Heart Health Awareness Month: Women More Likely Than Men to Have Heart Failure
Currently, about 750,000 Canadians have heart failure, a chronic condition that kills 20 per cent more women than men in Canada, according to a new report. Photo: nd3000/Getty Images
Jackie Ratz woke up one morning and felt terrible. She had severe nausea, was sweating profusely and had crushing fatigue, which lasted for days. Because she’d had cancer when she was in her 20s, Ratz was worried that it had returned. But an EKG told a different story: Ratz, then 45, was in heart failure.
Currently, about 750,000 Canadians have heart failure. Every year, about 100,000 people in this country are diagnosed with the condition, and the numbers are growing.
“It’s one of the leading causes of hospitalizations and repeat hospitalizations in Canada,” says Dr. Christine Pacheco, a cardiologist at both Pierre-Boucher Hospital and the University of Montreal Health Centre. “And it’s not something we can cure.”
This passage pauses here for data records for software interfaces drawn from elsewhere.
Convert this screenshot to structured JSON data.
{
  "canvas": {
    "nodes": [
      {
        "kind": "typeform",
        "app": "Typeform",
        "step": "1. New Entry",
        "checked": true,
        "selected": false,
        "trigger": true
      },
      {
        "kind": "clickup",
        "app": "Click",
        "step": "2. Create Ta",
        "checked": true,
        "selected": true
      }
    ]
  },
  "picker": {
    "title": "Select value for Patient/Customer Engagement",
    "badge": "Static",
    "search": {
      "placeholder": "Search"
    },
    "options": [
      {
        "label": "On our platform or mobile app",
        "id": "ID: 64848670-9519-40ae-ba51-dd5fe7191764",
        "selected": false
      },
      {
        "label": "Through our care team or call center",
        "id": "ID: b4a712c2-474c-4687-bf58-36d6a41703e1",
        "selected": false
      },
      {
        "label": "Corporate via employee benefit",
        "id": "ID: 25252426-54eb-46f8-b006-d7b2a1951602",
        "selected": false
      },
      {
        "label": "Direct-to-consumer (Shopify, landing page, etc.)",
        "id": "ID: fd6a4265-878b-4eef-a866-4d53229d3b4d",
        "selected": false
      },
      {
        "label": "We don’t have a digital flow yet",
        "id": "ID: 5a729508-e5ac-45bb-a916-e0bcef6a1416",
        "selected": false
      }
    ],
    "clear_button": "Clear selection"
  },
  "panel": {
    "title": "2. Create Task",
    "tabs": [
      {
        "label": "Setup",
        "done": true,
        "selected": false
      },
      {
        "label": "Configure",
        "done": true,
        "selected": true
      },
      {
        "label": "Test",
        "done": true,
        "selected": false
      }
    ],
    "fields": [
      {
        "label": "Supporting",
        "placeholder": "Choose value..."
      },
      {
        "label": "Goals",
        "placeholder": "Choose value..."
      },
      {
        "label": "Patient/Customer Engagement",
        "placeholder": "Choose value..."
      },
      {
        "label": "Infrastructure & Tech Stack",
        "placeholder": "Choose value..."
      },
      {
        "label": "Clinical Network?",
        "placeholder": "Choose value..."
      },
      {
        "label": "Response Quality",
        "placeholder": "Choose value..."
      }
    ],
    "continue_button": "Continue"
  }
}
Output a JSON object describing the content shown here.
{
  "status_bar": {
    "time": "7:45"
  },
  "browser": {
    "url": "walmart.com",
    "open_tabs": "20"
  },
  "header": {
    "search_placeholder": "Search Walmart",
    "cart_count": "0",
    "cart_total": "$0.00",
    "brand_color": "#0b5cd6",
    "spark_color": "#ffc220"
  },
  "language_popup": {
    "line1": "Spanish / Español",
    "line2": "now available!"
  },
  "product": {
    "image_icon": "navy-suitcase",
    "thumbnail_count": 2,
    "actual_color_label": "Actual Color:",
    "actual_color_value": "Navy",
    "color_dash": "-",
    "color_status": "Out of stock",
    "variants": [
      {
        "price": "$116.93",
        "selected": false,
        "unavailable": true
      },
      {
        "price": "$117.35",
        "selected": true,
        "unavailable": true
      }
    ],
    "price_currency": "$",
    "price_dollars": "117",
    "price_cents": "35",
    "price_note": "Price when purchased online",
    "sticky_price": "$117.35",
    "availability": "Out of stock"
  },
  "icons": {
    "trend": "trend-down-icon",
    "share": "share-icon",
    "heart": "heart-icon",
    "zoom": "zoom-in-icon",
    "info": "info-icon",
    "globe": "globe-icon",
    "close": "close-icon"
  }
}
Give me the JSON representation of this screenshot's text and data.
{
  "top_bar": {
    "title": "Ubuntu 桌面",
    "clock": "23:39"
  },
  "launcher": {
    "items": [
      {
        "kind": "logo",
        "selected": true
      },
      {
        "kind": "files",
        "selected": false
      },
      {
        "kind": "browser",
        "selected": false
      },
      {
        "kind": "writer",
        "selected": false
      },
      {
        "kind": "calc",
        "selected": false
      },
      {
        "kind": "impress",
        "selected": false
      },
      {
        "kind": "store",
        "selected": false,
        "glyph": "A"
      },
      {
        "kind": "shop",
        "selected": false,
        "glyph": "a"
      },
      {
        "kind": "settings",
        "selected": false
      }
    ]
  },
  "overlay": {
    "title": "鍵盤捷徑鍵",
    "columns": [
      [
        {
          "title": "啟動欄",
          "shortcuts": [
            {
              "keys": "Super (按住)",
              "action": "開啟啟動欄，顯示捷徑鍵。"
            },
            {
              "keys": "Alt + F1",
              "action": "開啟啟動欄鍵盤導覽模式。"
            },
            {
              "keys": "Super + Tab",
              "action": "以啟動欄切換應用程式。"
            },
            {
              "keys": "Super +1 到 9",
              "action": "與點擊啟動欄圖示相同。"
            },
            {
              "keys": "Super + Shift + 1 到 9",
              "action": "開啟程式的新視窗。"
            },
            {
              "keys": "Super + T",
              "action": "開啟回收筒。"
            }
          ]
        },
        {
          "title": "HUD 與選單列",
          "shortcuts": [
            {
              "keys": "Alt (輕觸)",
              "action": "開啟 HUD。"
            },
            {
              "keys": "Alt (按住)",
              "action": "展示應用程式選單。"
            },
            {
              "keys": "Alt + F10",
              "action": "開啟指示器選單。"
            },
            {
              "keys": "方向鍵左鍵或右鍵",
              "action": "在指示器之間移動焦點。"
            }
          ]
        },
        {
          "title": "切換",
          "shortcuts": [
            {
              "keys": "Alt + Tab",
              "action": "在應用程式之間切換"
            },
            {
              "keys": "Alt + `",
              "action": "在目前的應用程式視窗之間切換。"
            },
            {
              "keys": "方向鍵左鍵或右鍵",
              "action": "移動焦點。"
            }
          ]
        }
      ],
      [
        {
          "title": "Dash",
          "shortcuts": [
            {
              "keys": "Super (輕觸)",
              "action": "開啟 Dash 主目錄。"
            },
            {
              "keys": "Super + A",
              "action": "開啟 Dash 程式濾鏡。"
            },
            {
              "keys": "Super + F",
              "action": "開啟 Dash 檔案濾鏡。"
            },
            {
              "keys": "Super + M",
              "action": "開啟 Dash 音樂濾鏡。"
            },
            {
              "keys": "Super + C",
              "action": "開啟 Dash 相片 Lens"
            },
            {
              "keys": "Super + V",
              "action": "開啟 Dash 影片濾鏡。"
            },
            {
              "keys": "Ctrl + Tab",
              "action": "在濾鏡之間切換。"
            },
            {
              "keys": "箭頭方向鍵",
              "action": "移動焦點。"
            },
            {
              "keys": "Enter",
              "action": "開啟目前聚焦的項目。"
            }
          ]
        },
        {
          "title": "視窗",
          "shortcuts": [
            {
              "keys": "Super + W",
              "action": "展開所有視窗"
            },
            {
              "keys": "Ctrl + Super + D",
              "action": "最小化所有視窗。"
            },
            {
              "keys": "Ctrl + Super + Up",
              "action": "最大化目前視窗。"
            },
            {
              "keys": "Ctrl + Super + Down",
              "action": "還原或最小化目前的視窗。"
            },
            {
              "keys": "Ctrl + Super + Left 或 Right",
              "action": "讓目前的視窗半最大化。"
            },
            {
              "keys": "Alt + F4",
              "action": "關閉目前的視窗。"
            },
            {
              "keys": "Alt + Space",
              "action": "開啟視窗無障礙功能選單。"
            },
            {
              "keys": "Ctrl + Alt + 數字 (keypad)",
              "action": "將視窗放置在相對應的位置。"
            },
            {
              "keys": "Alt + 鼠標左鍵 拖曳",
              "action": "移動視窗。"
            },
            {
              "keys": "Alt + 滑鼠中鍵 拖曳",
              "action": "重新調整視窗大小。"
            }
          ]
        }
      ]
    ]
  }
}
Heart failure occurs because the heart is either too weak (called reduced ejection fraction) or too stiff (preserved ejection fraction) to pump blood properly. Both can lead to shortness of breath, fatigue, swelling in the legs (for Ratz, it was swelling in the abdomen) and more. Ratz, now 54, developed heart failure as a long-term side-effect of the chemotherapy she’d had more than 20 years earlier — not unexpected, as she found out. “When I saw the cardiologist,” she recalls, “he looked at me and said, ‘You’re right on time.’”
A Heart and Stroke Foundation report on heart failure released Feb. 1 notes that an increasing number of Canadians are being diagnosed with the condition every year, and many have no idea what the disease is or what the symptoms are, even though it is so commonly seen in Emergency departments.
Heart Failure Kills More Women Than Men in Canada
The report also contained a sobering statistic: heart failure kills 20 per cent more women than men in Canada.
For one thing, post-menopausal women are more prone to high blood pressure, a major risk factor. They are also at higher risk of having atrial fibrillation, which can contribute to or be caused by heart failure. And, Pacheco adds, there are factors that researchers are only starting to understand: conditions during pregnancy, such as preeclampsia, high blood pressure, preterm labour and gestational diabetes have all been associated with a higher risk of heart failure later in life.
Women also tend to be older when they are diagnosed with heart failure so there are typically more underlying health issues. And they are under-diagnosed and under-treated. “They describe their symptoms differently,” Pacheco explains. “They often delay seeking medical attention, and there are delays in treating them.” In addition, more women than men have heart failure with a stiff heart, about which there is less understanding and fewer treatments.
More Deadly Than Breast Cancer
“A lot is known about breast cancer, and that’s great,” she adds. “But women are actually five times more likely to die of a cardiovascular condition than of breast cancer.”
In the years since Ratz was diagnosed with heart failure, she has had to give up a career as a fashion buyer, that she loved. And living with heart failure is a full-time job. An implanted ICD helps her heart work properly, but every day she must take 10 medications, weigh herself and check her blood pressure. She does yoga and meditation to keep her stress level down, walks daily and eats a healthy diet. And yet her breathing ability is borderline for transplant consideration.
“Mentally the whole process has had a profound impact on who I am,” she says. “And I’m still managing through some of that as the journey doesn’t stop. Heart failure is a chronic illness, so you just keep going through it.”
Through it all, Ratz has found ways to help herself that are helping hundreds of other Canadian women with heart issues. One is starting a Facebook peer-support group, Canadian Women with Medical Heart Issues, that now has more than 850 members from around the country.
And she tirelessly advocates that women talk to their doctors about their individual risk for heart failure and other heart disease.
“As women we generally don’t take time for ourselves,” says Ratz. “But if we don’t care for ourselves, how can we expect to be able to take care of everyone else around us? I’m not sure how we’re going to get that through to women, but that’s a big one.”